Data excerpts.
_ _ _ _ _
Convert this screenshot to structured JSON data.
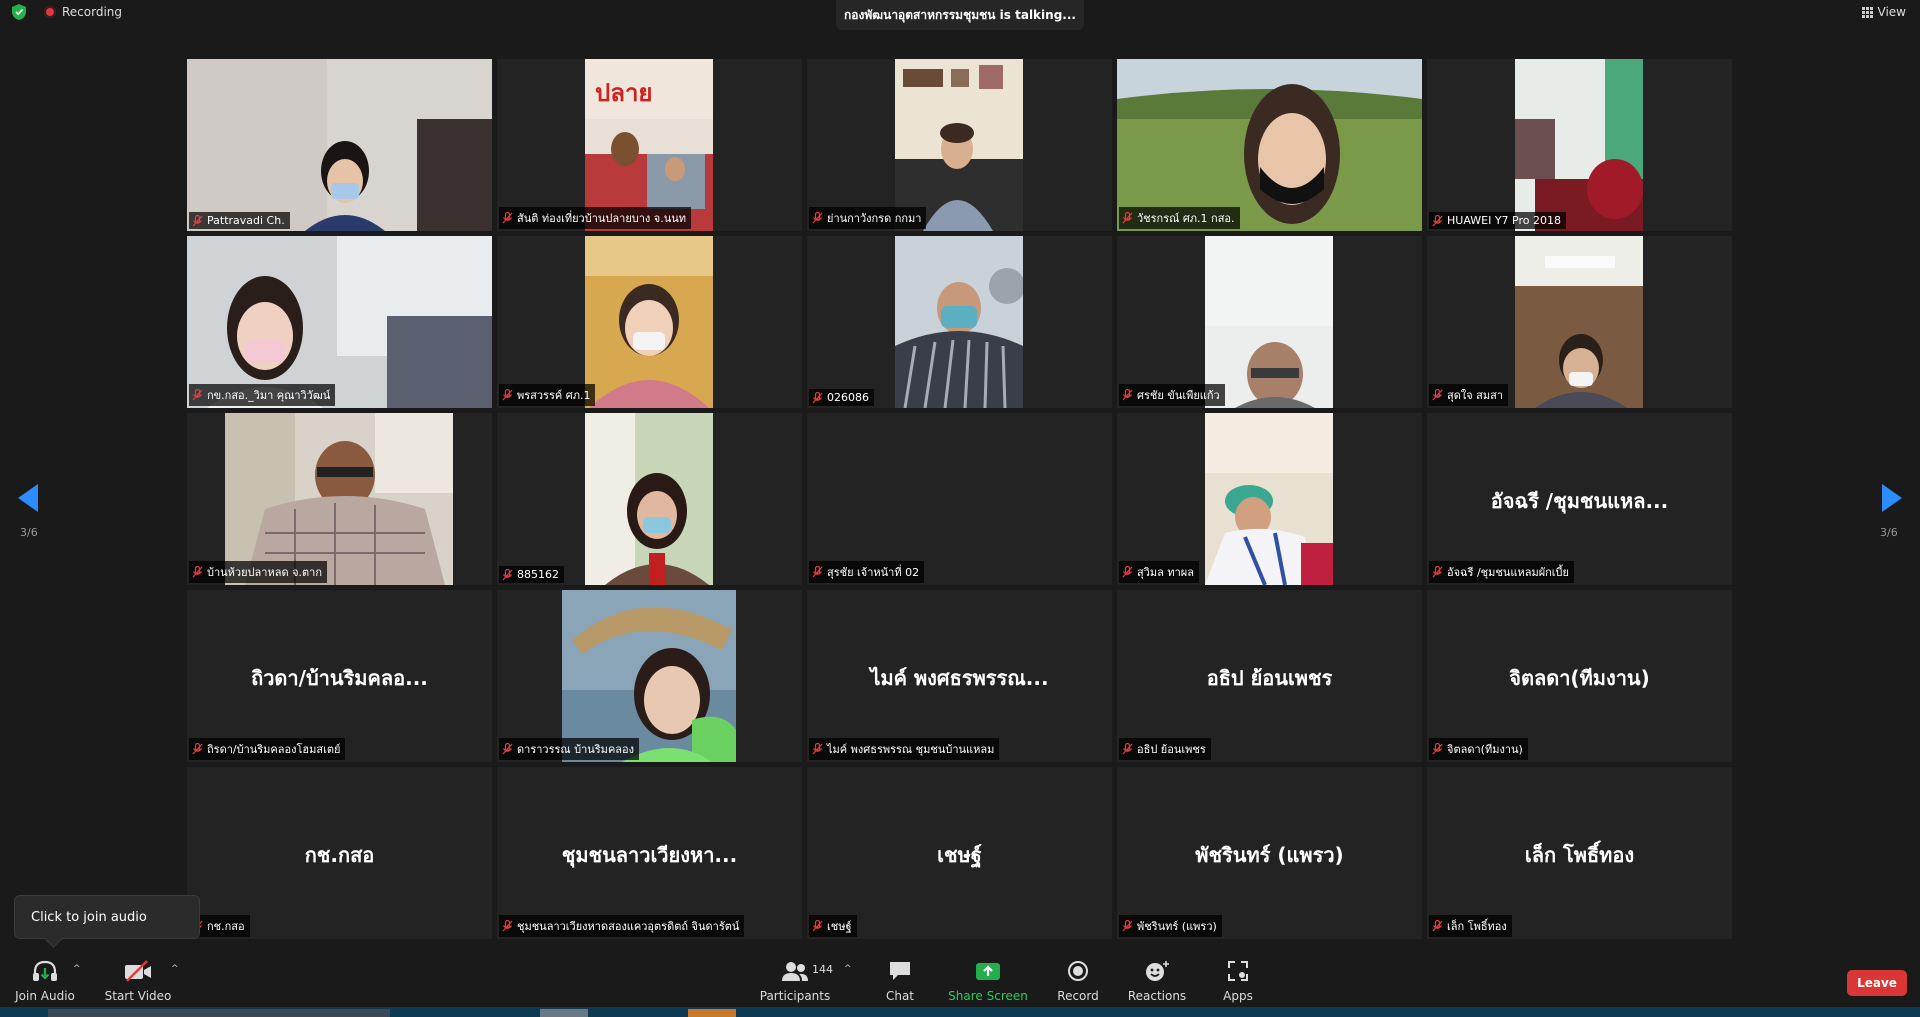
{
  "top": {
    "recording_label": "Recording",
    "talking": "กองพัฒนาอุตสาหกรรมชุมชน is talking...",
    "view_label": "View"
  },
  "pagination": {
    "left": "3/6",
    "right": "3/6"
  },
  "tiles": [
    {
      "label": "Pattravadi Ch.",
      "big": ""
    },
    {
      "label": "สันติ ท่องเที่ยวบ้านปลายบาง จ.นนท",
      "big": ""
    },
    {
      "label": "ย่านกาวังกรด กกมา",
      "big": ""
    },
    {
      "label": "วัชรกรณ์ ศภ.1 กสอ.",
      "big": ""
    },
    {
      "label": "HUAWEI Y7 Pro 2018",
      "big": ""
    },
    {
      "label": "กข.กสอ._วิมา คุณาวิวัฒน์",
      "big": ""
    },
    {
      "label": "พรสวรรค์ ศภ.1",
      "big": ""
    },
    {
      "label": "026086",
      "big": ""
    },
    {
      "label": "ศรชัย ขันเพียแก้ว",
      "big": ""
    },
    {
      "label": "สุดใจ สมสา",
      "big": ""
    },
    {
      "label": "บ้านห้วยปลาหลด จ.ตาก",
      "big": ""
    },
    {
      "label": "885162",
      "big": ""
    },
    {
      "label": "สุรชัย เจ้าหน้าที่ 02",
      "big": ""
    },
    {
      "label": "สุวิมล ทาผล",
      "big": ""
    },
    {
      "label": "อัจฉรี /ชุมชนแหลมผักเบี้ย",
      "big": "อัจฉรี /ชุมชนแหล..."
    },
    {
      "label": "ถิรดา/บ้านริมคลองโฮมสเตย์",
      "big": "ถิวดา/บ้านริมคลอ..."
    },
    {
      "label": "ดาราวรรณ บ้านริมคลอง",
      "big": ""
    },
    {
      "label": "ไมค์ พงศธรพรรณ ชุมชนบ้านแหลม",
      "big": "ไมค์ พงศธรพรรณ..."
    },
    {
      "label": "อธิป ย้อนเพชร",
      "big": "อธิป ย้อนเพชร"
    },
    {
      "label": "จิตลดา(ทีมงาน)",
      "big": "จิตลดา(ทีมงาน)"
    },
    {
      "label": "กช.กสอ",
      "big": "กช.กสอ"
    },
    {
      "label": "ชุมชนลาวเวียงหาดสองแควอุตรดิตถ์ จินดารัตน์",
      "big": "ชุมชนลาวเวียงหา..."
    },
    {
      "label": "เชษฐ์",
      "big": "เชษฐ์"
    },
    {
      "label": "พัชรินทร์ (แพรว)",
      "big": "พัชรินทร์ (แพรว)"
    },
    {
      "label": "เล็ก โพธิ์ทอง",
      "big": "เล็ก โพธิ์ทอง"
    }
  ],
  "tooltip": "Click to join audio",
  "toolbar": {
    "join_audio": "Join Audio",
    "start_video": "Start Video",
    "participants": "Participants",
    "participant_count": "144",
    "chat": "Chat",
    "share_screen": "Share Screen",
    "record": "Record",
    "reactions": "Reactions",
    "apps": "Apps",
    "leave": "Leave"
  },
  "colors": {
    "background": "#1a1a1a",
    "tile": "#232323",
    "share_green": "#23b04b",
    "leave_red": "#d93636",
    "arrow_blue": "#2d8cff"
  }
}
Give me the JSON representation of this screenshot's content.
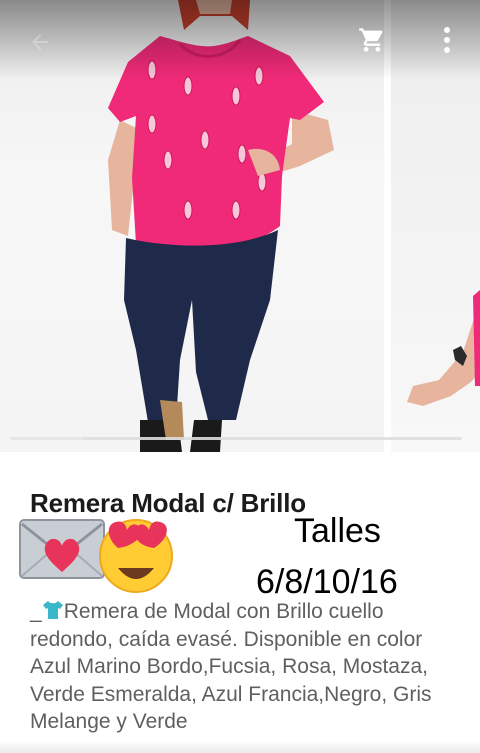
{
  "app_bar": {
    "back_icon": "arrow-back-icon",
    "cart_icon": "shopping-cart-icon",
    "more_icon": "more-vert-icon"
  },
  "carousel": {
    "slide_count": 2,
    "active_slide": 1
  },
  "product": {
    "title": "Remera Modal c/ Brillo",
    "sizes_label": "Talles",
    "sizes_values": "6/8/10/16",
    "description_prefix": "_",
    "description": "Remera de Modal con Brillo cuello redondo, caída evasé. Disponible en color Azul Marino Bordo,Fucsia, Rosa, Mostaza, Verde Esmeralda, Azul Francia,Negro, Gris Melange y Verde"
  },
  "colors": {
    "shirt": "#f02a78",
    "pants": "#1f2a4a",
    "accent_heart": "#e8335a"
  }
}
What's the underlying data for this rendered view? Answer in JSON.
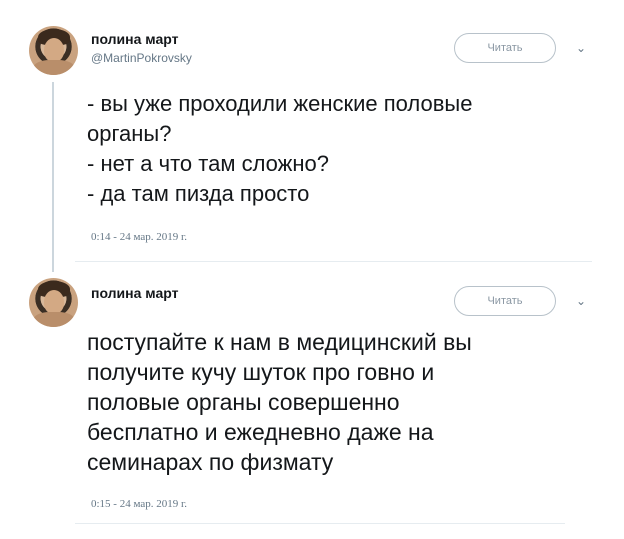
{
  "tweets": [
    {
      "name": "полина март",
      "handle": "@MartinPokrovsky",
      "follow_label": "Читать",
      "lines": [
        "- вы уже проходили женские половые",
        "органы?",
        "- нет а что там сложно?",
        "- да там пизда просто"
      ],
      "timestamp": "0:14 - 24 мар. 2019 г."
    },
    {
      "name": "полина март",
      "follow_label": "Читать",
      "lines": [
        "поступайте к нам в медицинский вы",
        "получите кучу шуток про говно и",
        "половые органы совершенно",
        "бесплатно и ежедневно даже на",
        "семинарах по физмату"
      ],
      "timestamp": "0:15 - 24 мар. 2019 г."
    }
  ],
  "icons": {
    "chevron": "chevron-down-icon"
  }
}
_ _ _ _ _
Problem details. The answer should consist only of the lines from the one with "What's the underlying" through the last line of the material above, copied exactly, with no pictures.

Task output.
What's the underlying data for this rendered view? Answer in JSON.
{
  "tweets": [
    {
      "name": "полина март",
      "handle": "@MartinPokrovsky",
      "follow_label": "Читать",
      "lines": [
        "- вы уже проходили женские половые",
        "органы?",
        "- нет а что там сложно?",
        "- да там пизда просто"
      ],
      "timestamp": "0:14 - 24 мар. 2019 г."
    },
    {
      "name": "полина март",
      "follow_label": "Читать",
      "lines": [
        "поступайте к нам в медицинский вы",
        "получите кучу шуток про говно и",
        "половые органы совершенно",
        "бесплатно и ежедневно даже на",
        "семинарах по физмату"
      ],
      "timestamp": "0:15 - 24 мар. 2019 г."
    }
  ],
  "icons": {
    "chevron": "chevron-down-icon"
  }
}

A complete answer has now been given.